_Your assignment_
Wherever "участников" occurs in the entries, copy the line that holds it.

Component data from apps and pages
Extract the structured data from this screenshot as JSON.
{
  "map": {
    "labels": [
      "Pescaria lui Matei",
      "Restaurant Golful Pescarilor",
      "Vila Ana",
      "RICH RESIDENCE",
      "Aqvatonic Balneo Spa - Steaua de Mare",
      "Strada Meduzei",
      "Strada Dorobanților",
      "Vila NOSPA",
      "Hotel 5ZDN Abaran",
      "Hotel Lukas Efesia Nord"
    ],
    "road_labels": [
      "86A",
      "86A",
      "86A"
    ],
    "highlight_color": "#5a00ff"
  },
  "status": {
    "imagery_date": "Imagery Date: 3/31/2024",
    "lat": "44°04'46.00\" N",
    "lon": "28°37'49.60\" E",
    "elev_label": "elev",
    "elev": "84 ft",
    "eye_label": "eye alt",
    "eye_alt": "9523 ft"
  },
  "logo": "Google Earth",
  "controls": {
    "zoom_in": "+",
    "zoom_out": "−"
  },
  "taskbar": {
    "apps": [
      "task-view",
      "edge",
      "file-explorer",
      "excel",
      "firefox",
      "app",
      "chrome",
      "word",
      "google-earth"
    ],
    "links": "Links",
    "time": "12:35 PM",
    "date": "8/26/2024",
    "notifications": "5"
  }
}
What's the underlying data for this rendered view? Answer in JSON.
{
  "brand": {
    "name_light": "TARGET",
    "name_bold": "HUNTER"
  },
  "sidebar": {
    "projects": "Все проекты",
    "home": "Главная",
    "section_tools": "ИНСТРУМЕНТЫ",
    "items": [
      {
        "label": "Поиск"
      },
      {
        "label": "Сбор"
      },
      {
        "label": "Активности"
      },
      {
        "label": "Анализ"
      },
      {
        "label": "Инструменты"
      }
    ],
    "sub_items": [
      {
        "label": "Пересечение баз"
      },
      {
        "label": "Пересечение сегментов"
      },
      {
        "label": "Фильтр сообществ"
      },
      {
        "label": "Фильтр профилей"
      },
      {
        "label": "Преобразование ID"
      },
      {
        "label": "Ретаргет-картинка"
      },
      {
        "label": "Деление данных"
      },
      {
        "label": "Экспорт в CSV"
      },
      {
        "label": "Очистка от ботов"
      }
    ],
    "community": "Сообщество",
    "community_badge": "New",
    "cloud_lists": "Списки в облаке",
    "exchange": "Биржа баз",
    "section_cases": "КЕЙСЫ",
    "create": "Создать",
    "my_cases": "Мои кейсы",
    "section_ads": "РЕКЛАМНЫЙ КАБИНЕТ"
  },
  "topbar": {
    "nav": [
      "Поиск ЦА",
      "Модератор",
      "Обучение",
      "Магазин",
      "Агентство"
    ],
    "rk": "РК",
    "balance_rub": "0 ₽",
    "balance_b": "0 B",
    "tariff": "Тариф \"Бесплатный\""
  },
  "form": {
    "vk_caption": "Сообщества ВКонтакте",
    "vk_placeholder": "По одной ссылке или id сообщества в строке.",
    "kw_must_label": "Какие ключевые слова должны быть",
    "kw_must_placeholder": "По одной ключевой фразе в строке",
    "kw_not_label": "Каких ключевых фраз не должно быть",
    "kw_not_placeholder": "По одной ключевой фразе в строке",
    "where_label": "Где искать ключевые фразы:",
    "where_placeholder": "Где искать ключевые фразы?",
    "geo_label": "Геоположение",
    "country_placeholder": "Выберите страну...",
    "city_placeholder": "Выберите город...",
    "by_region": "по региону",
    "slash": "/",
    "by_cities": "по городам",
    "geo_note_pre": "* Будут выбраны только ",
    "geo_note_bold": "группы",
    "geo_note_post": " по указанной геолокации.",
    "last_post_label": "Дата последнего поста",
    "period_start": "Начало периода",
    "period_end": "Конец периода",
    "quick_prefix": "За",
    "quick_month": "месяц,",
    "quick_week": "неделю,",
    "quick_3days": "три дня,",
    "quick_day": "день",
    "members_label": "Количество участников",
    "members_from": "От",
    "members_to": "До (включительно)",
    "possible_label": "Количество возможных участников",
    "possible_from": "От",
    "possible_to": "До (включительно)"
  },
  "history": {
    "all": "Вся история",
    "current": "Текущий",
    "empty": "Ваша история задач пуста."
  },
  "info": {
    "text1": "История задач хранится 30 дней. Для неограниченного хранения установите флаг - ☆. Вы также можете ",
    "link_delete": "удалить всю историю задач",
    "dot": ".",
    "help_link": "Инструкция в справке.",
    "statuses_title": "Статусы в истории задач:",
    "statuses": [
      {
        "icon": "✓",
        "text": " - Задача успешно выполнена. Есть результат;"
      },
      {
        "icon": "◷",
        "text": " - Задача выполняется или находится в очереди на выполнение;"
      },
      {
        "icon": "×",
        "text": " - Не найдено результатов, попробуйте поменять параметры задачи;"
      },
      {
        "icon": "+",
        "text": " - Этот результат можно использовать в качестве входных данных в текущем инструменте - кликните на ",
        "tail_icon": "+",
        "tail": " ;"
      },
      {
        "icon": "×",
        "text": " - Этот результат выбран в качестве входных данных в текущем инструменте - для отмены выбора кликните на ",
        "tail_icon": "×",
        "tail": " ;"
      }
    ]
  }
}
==
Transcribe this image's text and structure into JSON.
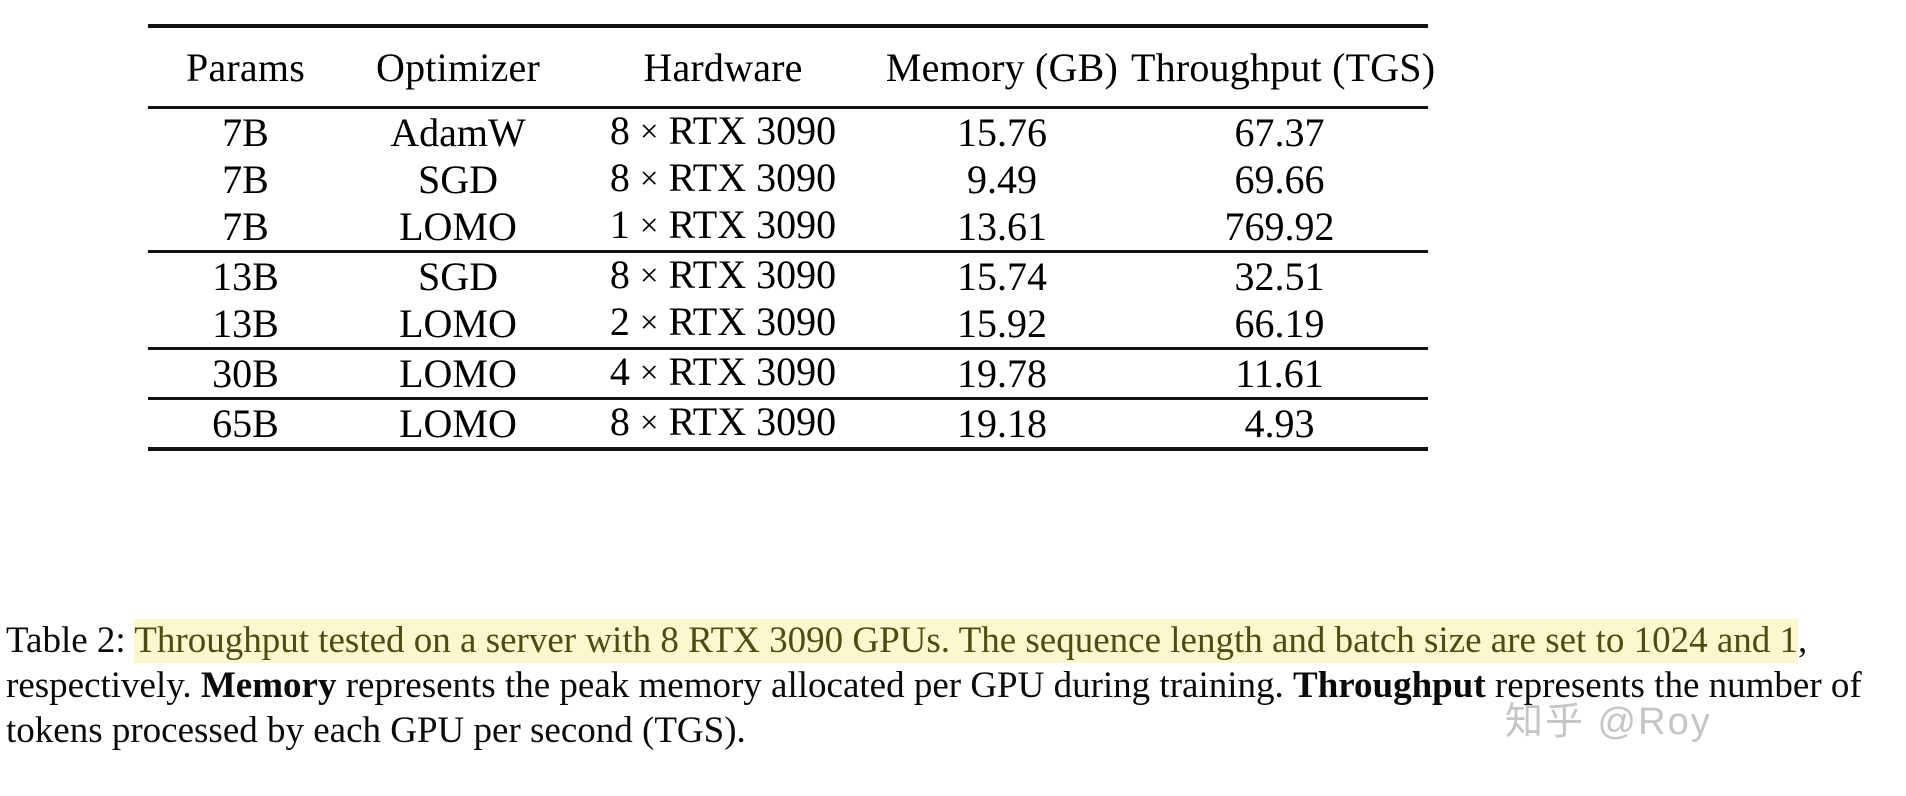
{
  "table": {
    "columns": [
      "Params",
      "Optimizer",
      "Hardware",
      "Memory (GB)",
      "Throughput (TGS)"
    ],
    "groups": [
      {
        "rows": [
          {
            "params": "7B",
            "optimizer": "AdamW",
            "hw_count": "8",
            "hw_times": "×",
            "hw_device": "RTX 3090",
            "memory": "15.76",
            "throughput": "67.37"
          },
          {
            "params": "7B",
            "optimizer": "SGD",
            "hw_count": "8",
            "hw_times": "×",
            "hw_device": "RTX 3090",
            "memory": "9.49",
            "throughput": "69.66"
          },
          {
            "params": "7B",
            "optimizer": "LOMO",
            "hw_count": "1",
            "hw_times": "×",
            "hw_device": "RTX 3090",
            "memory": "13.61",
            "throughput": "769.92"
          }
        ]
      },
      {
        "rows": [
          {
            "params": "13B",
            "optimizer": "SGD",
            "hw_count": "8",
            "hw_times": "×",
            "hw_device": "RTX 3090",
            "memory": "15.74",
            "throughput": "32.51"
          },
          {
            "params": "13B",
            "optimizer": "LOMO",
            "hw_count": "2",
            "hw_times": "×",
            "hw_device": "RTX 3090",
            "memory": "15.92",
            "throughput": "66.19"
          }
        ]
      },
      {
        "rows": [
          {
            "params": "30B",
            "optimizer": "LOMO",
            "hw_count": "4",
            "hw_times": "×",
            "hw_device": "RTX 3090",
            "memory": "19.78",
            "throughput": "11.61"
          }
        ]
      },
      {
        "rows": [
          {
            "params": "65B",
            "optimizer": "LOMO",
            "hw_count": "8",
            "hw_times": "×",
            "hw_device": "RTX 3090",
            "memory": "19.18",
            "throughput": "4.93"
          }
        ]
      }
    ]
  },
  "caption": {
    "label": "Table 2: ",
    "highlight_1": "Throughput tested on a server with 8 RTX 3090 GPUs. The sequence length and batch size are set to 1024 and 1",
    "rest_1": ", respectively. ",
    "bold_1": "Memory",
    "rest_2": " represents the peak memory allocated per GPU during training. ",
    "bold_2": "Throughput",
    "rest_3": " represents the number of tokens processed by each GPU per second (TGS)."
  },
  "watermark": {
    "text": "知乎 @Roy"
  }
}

_Exercise answer_
    "members_label": "Количество участников",
    "possible_label": "Количество возможных участников",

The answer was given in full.